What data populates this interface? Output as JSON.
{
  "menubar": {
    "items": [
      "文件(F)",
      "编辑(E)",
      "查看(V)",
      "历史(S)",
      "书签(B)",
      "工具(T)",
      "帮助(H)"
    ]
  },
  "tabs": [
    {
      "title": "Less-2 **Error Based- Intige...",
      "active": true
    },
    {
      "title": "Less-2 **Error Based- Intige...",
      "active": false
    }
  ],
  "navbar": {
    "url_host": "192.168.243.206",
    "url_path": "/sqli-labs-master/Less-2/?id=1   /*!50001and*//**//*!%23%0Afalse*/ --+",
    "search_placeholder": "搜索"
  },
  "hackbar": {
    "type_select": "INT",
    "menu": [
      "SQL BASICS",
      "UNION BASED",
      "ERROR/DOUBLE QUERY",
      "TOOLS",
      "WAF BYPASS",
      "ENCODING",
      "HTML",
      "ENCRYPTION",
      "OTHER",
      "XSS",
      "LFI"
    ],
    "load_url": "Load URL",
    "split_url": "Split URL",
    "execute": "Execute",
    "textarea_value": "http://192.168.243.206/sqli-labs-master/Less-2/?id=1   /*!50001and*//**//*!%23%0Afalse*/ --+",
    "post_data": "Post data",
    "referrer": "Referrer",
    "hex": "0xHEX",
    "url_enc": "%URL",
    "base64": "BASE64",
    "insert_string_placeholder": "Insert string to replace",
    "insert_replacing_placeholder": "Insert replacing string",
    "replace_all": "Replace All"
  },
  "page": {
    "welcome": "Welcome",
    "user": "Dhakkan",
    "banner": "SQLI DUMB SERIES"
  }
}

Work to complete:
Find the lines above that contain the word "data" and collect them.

Written solution:
What data populates this interface? Output as JSON.
    "post_data": "Post data",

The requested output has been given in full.